Redd outlined the main factors that drive disease and threats, namely population growth and poverty.
“In 1970, there were three cities with a population over 10 million,” said Redd, “and in 2030, there will be 43 cities. This population growth, combined with poverty and increased travel, means that a disease that occurs in a city in Africa or South Asia can be in the U.S. in a matter of hours.”
While a scary thought, Redd pointed out that there is reason to be optimistic. In addition to more and more drugs and diagnostic tests being developed for diseases like Ebola, the issue of global health and political stability is gaining international attention.
“A lot of work is being undertaken by the private sector and nongovernment entities,” Redd said. “There are many more players now than in years past. The more effectively these countries and groups can work together, the more effective the work can be.”
Redd’s remarks were followed by a panel discussion that looked at diplomacy as a “soft power” that can support national security by addressing global health issues.
Panelists like Caryle Cammisa, of the U.S. Agency for International Development (USAID), stressed the need for collaboration.
“I am mindful of Colin Powell’s statement that when you have a hammer in your hand, everything looks like a nail. But when we think more analytically, we can choose from an array of tools,” stated Cammisa. “Through diplomacy, we can create opportunities to discuss, negotiate and plan.”
“You need allies and advocates on the Hill,” added Rachel Karioki, a former senior advisor to the U.S. State Department. “You need people not only sitting on committees that relate to public health, but also on committees that relate to foreign policy.”

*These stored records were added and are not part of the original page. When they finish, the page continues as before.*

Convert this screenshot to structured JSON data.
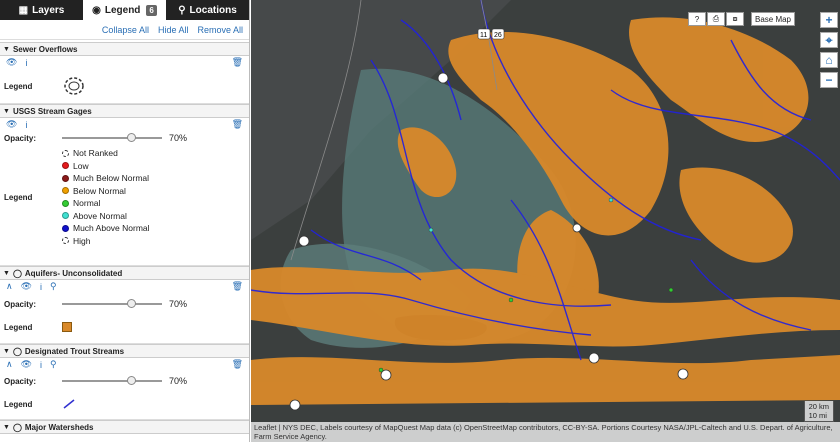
{
  "tabs": [
    {
      "label": "Layers",
      "icon": "map-icon"
    },
    {
      "label": "Legend",
      "badge": "6",
      "icon": "globe-icon"
    },
    {
      "label": "Locations",
      "icon": "search-icon"
    }
  ],
  "actions": {
    "collapse": "Collapse All",
    "hide": "Hide All",
    "remove": "Remove All"
  },
  "layers": {
    "sewer": {
      "title": "Sewer Overflows",
      "legend_label": "Legend"
    },
    "gages": {
      "title": "USGS Stream Gages",
      "opacity_label": "Opacity:",
      "opacity": "70%",
      "opacity_fraction": 0.7,
      "legend_label": "Legend",
      "items": [
        {
          "label": "Not Ranked",
          "color": "#ffffff"
        },
        {
          "label": "Low",
          "color": "#e41a1c"
        },
        {
          "label": "Much Below Normal",
          "color": "#8b1a1a"
        },
        {
          "label": "Below Normal",
          "color": "#f0a000"
        },
        {
          "label": "Normal",
          "color": "#33cc33"
        },
        {
          "label": "Above Normal",
          "color": "#40e0d0"
        },
        {
          "label": "Much Above Normal",
          "color": "#1010cc"
        },
        {
          "label": "High",
          "color": "#000000"
        }
      ]
    },
    "aquifers": {
      "title": "Aquifers- Unconsolidated",
      "opacity_label": "Opacity:",
      "opacity": "70%",
      "opacity_fraction": 0.7,
      "legend_label": "Legend",
      "swatch_color": "#d9892a"
    },
    "trout": {
      "title": "Designated Trout Streams",
      "opacity_label": "Opacity:",
      "opacity": "70%",
      "opacity_fraction": 0.7,
      "legend_label": "Legend",
      "line_color": "#3030d0"
    },
    "watersheds": {
      "title": "Major Watersheds"
    }
  },
  "map": {
    "basemap_label": "Base Map",
    "help_label": "?",
    "scale_km": "20 km",
    "scale_mi": "10 mi",
    "highway": "11",
    "highway2": "26",
    "attribution": "Leaflet | NYS DEC, Labels courtesy of MapQuest  Map data (c) OpenStreetMap contributors, CC-BY-SA. Portions Courtesy NASA/JPL-Caltech and U.S. Depart. of Agriculture, Farm Service Agency.",
    "colors": {
      "land": "#3b3f3e",
      "aquifer": "#d9892a",
      "stream": "#2020e0",
      "wetland": "#6e9a9a"
    }
  }
}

Dr. Marissa Levine, a COPH professor, urged the audience to look at diplomacy from a public health perspective.
“What if diplomacy, at its very root, is a public health intervention?” she asked. “And why wouldn’t it be, if ultimately what we’re talking about is the health and well-being of populations and people? Perhaps that’s the dialogue and debate we need to have to help identify other champions.”

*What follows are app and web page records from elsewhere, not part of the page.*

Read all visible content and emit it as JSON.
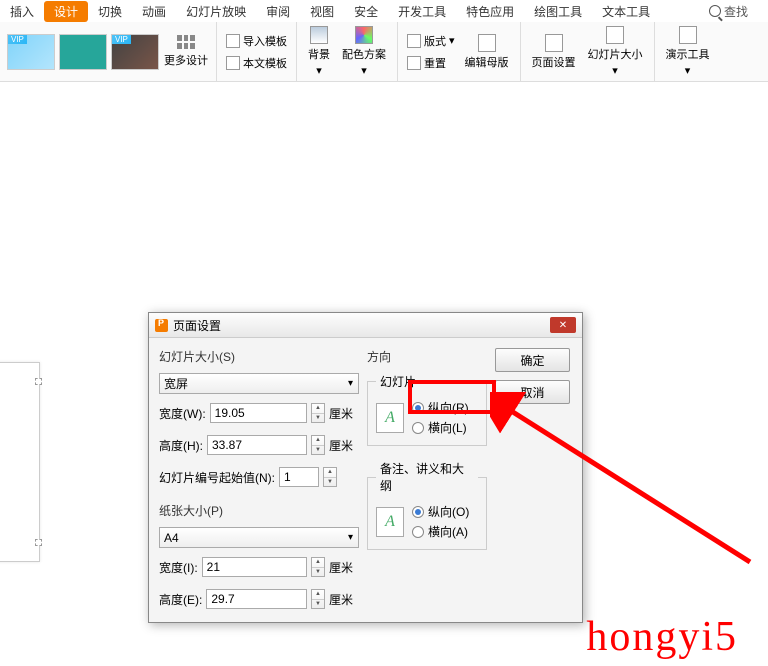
{
  "tabs": {
    "insert": "插入",
    "design": "设计",
    "transition": "切换",
    "animation": "动画",
    "slideshow": "幻灯片放映",
    "review": "审阅",
    "view": "视图",
    "safety": "安全",
    "dev": "开发工具",
    "special": "特色应用",
    "draw": "绘图工具",
    "text": "文本工具",
    "search": "查找"
  },
  "ribbon": {
    "more_design": "更多设计",
    "import_tpl": "导入模板",
    "this_tpl": "本文模板",
    "background": "背景",
    "color_scheme": "配色方案",
    "format": "版式",
    "reset": "重置",
    "edit_master": "编辑母版",
    "page_setup": "页面设置",
    "slide_size": "幻灯片大小",
    "presenter": "演示工具"
  },
  "dialog": {
    "title": "页面设置",
    "slide_size_label": "幻灯片大小(S)",
    "size_value": "宽屏",
    "width_label": "宽度(W):",
    "width_value": "19.05",
    "height_label": "高度(H):",
    "height_value": "33.87",
    "unit_cm": "厘米",
    "start_num_label": "幻灯片编号起始值(N):",
    "start_num_value": "1",
    "paper_size_label": "纸张大小(P)",
    "paper_value": "A4",
    "paper_w_label": "宽度(I):",
    "paper_w_value": "21",
    "paper_h_label": "高度(E):",
    "paper_h_value": "29.7",
    "orientation": "方向",
    "slide_section": "幻灯片",
    "portrait_r": "纵向(R)",
    "landscape_l": "横向(L)",
    "notes_section": "备注、讲义和大纲",
    "portrait_o": "纵向(O)",
    "landscape_a": "横向(A)",
    "ok": "确定",
    "cancel": "取消"
  },
  "watermark": "hongyi5"
}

The afternoon session featured a panel discussion on innovations and inspirations in global health, the highlight of which was an impassioned presentation given by Dr. Ben Jacob, a COPH global health research professor, who described his work fighting the eye disease onchocerciasis, also known as river blindness, in Africa.
Jacob detailed his use of global information system (GIS), an emerging technology that uses computer applications to map and analyze geographical data—in this case the habitats of the flies that cause river blindness.
Jacob was able to ascertain that the larva of the flies are located in the trailing vegetation of the rivers, and by employing what he calls a “slash and clear” method of removing the vegetation, the fly population, and thus the disease, can be limited.
“We’re fighting a war here,” he said, “and when you’re fighting a war you need ammunition and weapons and tools. That’s what this technology is, it’s a tool, and one that’s revolutionizing things.”
Dr. Donna Petersen, dean of the COPH and a senior associate vice president of USF Health, capped off the symposium with her closing remarks about the interdependency between global health, economic prosperity and global development.
“If we want national security,” said Petersen, “then we have to address health. And if we want health, we have to think about diplomacy and taking a multisectorial approach to achieving it. Public health,” she concluded, “is a diplomacy tool.”
Story by Donna Campisano, USF College of Public Health
Tags: Anthony Masys, Ben Jacob, Caryle Cammisa, diplomacy, Donna Petersen, Global Health, homeland security, Judy Genshaft, Marissa Levine, Mohsen Milani, Morsani College of Medicine, national security, Patricia Santana, Public health, Rachel Karioki, Sam Bell, Stephen Redd, the Center for Strategic and Diplomatic Studies and the Global Citizens Project, USF Health